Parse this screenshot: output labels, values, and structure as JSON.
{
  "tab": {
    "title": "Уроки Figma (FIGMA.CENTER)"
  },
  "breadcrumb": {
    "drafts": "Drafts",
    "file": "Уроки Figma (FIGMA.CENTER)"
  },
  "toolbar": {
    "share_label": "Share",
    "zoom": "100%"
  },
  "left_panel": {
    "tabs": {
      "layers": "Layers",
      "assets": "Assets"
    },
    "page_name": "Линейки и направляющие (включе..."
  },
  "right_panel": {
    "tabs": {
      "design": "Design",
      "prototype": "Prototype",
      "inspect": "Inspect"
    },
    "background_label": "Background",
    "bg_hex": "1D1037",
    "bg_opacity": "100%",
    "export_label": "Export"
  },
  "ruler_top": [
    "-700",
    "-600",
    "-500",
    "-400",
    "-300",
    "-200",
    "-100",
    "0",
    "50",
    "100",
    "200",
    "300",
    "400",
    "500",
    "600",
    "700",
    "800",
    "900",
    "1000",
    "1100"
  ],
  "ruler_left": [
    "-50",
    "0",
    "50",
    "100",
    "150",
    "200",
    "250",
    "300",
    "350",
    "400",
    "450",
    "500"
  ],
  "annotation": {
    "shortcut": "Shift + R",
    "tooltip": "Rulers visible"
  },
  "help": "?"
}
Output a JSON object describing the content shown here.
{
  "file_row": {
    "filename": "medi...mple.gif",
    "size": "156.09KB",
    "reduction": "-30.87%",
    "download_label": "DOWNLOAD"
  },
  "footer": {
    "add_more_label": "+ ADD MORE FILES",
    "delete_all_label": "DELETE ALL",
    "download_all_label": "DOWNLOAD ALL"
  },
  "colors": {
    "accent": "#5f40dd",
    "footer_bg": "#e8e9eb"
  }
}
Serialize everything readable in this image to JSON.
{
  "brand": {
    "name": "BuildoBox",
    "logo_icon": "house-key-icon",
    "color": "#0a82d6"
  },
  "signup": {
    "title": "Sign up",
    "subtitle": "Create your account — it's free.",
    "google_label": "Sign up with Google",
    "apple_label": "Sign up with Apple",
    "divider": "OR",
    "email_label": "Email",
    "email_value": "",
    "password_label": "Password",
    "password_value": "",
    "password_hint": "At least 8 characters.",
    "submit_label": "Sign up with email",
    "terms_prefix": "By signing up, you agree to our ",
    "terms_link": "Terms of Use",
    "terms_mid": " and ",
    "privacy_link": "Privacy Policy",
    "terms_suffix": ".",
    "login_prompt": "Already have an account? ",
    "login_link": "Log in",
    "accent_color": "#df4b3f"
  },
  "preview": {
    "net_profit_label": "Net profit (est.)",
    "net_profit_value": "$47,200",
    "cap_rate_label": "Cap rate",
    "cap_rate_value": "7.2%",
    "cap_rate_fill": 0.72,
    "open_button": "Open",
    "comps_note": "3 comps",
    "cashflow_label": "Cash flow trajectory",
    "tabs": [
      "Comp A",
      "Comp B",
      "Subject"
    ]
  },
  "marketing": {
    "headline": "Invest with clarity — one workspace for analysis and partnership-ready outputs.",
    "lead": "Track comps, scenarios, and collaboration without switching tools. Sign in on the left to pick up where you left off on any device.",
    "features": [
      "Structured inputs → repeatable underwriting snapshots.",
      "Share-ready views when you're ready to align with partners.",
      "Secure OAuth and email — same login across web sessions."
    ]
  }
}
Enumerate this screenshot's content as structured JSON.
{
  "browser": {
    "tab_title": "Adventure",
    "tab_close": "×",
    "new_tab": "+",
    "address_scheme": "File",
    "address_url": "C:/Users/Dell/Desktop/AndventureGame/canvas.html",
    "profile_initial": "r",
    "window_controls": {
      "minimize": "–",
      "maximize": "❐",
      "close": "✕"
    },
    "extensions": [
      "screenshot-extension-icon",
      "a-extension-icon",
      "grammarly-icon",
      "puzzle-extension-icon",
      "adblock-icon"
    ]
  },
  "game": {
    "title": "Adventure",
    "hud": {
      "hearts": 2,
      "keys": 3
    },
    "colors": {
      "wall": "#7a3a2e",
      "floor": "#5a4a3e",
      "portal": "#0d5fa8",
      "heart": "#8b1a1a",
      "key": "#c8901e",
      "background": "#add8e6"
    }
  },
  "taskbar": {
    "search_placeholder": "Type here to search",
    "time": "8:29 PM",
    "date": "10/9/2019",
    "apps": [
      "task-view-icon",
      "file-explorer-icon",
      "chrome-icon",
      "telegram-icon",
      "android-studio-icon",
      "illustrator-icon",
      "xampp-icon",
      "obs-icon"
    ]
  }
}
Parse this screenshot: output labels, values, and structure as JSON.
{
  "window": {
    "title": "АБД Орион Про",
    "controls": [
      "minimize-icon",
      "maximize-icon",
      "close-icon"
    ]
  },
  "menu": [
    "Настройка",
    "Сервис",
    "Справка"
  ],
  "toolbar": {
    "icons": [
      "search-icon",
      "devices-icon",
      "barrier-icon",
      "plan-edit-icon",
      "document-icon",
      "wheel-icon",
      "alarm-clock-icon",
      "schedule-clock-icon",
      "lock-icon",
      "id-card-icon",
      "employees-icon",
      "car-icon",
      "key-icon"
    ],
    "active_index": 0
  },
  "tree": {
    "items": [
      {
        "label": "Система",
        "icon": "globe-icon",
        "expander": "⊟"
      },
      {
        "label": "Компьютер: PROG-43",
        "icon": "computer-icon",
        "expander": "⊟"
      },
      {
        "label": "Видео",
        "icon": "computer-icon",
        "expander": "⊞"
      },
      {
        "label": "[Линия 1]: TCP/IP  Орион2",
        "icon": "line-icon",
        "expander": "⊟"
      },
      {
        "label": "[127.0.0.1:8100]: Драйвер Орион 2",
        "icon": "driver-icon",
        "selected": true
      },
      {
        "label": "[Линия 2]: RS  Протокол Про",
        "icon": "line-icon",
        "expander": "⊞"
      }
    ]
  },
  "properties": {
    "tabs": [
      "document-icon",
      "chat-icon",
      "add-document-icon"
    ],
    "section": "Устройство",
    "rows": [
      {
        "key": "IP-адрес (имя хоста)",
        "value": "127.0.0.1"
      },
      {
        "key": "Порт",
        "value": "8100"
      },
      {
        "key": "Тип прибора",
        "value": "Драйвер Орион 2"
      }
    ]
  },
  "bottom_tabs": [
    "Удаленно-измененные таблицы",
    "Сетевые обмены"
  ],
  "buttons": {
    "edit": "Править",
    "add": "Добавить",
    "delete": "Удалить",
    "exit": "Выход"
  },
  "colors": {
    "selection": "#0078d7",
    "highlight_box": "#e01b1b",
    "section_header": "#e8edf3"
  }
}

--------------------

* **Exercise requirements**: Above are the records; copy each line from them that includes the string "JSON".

* **Response to this task**:
Parse this screenshot: output labels, values, and structure as JSON.
Output a JSON object describing the content shown here.
Serialize everything readable in this image to JSON.
Enumerate this screenshot's content as structured JSON.
Parse this screenshot: output labels, values, and structure as JSON.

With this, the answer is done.